(Data about app and page elements)
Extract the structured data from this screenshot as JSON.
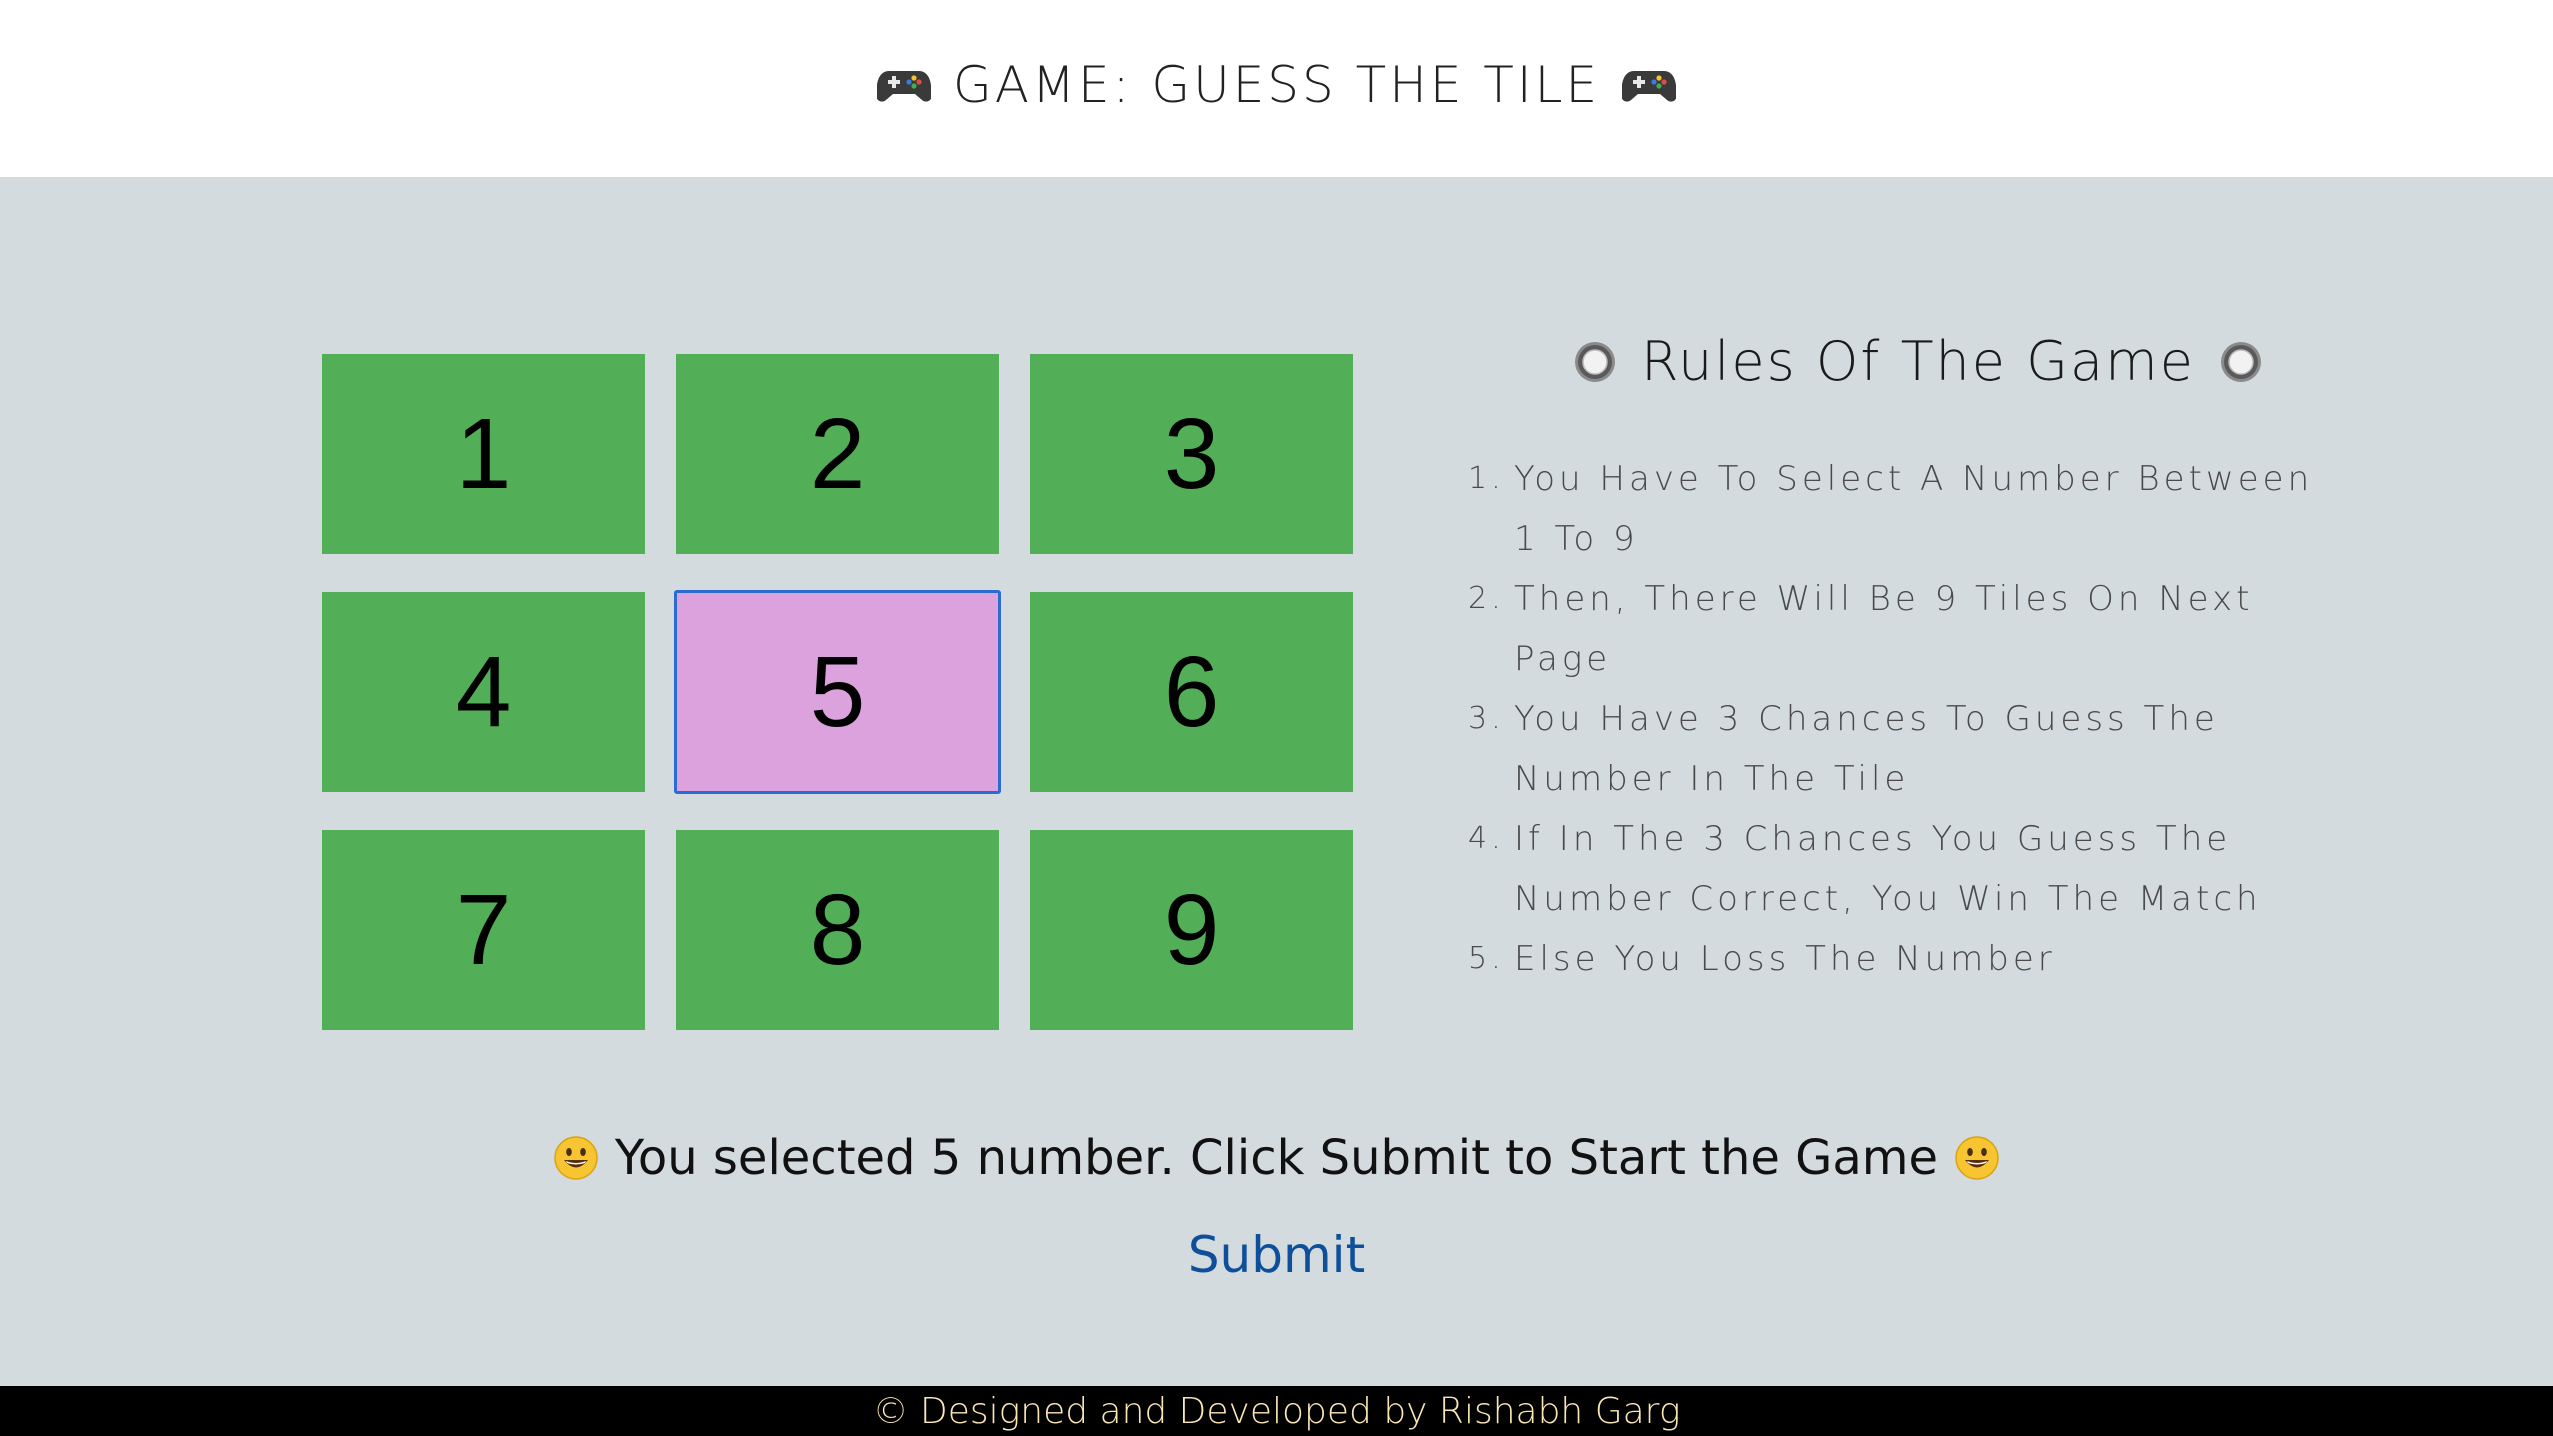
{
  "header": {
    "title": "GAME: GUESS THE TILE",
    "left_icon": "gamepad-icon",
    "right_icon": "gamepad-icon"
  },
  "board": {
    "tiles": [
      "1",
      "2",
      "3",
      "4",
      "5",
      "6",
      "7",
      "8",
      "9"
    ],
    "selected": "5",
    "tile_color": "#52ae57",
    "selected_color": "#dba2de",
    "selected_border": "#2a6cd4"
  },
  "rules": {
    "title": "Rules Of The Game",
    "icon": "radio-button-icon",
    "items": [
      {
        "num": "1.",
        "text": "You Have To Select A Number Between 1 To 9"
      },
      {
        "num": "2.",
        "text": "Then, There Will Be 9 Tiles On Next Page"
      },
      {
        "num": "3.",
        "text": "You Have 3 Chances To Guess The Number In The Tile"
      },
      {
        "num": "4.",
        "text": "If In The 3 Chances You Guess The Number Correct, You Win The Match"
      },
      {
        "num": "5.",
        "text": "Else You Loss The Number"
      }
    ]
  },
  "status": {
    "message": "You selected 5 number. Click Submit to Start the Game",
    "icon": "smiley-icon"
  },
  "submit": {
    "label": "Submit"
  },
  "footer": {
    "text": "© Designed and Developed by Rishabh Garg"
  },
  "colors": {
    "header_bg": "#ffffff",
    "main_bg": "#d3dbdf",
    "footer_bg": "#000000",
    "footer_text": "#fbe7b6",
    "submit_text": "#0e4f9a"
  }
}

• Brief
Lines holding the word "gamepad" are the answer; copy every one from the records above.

• Response below
    "left_icon": "gamepad-icon",
    "right_icon": "gamepad-icon"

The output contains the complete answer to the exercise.